2

^{3}= 8 = 6a + 2b

The third derivative at x = 1 yields the following equation

3

^{3}= 27 = 6a

Solving for a, b and c simultaneously yields

(a, b, c) = (

^{9}⁄

_{2},

^{-19}⁄

_{2},

^{13}⁄

_{2})

Hence the assumed polynomial is f(x) = 9x

^{3}– 19x

^{2}+ 13x ⁄ 2 + d

Now the given expression can be evaluated as

f(0) + f(1) – 2f(-1) = (d) + (

^{3}⁄

_{2}+ d) – 2(-20 + d)

= 40 +

^{3}⁄

_{2}

= 41.5.

9. Let g(x) = ln(x) ⁄ x – 1 Then the hundredth derivative at x = 1 is?

a) ^{100!}⁄_{101}

b) ^{99!}⁄_{101}

c) ^{101}⁄_{100!}

d) ^{1}⁄_{99!}

Explanation: The key here is to again expand the numerator as a Taylor series centered at x = 1

Hence we have the Taylor series as

ln(x)=\(\frac{(x-1)}{1}-\frac{(x-1)^2}{2}+\frac{(x-1)^3}{3}…..\infty\)

Hence our function g(x) transforms into

g(x)=\(1-\frac{(x-1)}{2}-\frac{(x-1)^2}{3}+\frac{(x-1)^3}{4}…..\infty\)

This now simplifies into polynomial differentiation and the hundredth derivative can be written as

g

^{(100)}(x)=\(\frac{100!}{101}-\frac{101!\times(x-1)}{102}…..\infty\)

Substituting x = 1 yields

^{100!}⁄

_{101}.

10. Let f(x) = ln(x^{3} – 3x^{2} – 16x – 12) , then the 1729^{th} derivative at x = 234 is?

a) (1728!)\(\times(\frac{1}{228^{1729}}+\frac{1}{236^{1729}}+\frac{1}{235^{1729}})\)

b) (-1728!)\(\times(\frac{1}{228^{1729}}+\frac{1}{236^{1729}}+\frac{1}{235^{1729}})\)

c) (1728!)\(\times(\frac{1}{228^{1729}}+\frac{1}{236^{1728}}+\frac{1}{235^{1729}})\)

d) (-1729!)\(\times(\frac{1}{228^{1729}}+\frac{1}{236^{1729}}+\frac{1}{235^{1729}})\)

Explanation: The function can be written as f(x) = ln((x – 6)(x + 1)(x + 2))

Using property of logarithms we have

f(x) = ln(x + 1) + ln(x + 2) + ln(x – 6)

Using the n

^{th}derivative of logarithmic functions

\(\frac{d^n(ln(x+a))}{dx^n}=\frac{(-1)^{n+1}\times(n-1)!}{(x+a)^n}\)

We have the 1729

^{th}derivative of f(x) as

\(f^{(1729)} (x) = \frac{1728!}{(x-6)^{1729}} + \frac{1728!}{(x+2)^{1729}} + \frac{1728!}{(x+1)^{1729}}\)
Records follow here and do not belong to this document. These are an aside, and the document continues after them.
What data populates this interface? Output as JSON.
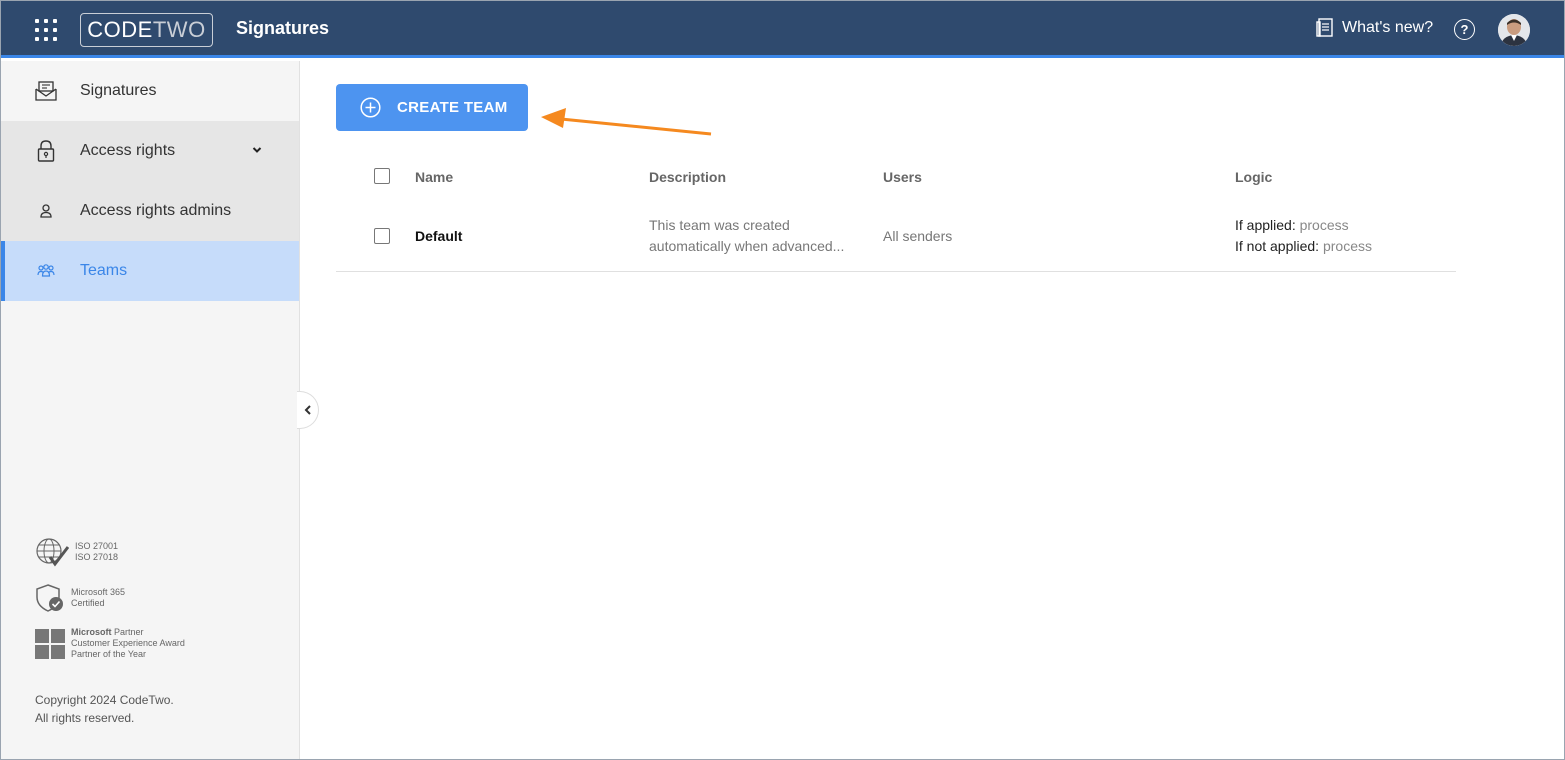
{
  "header": {
    "logo_code": "CODE",
    "logo_two": "TWO",
    "app_title": "Signatures",
    "whats_new": "What's new?",
    "help": "?"
  },
  "sidebar": {
    "items": [
      {
        "label": "Signatures",
        "icon": "signature-icon"
      },
      {
        "label": "Access rights",
        "icon": "lock-icon"
      },
      {
        "label": "Access rights admins",
        "icon": "person-icon"
      },
      {
        "label": "Teams",
        "icon": "team-icon"
      }
    ],
    "certs": [
      {
        "line1": "ISO 27001",
        "line2": "ISO 27018"
      },
      {
        "line1": "Microsoft 365",
        "line2": "Certified"
      },
      {
        "line1_bold": "Microsoft",
        "line1_rest": " Partner",
        "line2": "Customer Experience Award",
        "line3": "Partner of the Year"
      }
    ],
    "copyright_line1": "Copyright 2024 CodeTwo.",
    "copyright_line2": "All rights reserved."
  },
  "main": {
    "create_button": "CREATE TEAM",
    "columns": [
      "Name",
      "Description",
      "Users",
      "Logic"
    ],
    "rows": [
      {
        "name": "Default",
        "description_line1": "This team was created",
        "description_line2": "automatically when advanced...",
        "users": "All senders",
        "logic_applied_label": "If applied:",
        "logic_applied_value": "process",
        "logic_not_applied_label": "If not applied:",
        "logic_not_applied_value": "process"
      }
    ]
  },
  "colors": {
    "topbar": "#2f4a6e",
    "accent": "#3a86e8",
    "button": "#4d94f0",
    "annotation_arrow": "#f5891f"
  }
}
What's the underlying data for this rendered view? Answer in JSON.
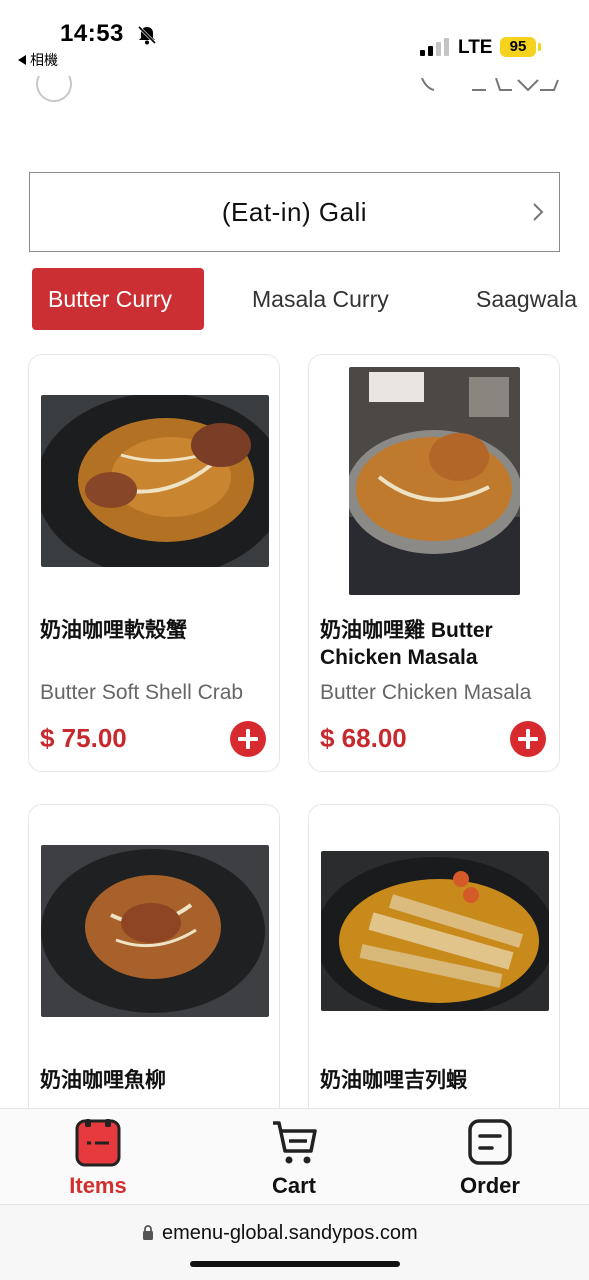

Now substituting x=234 we get our answer as

= (1728!)\(\times(\frac{1}{228^{1729}}+\frac{1}{236^{1729}}+\frac{1}{235^{1729}})\).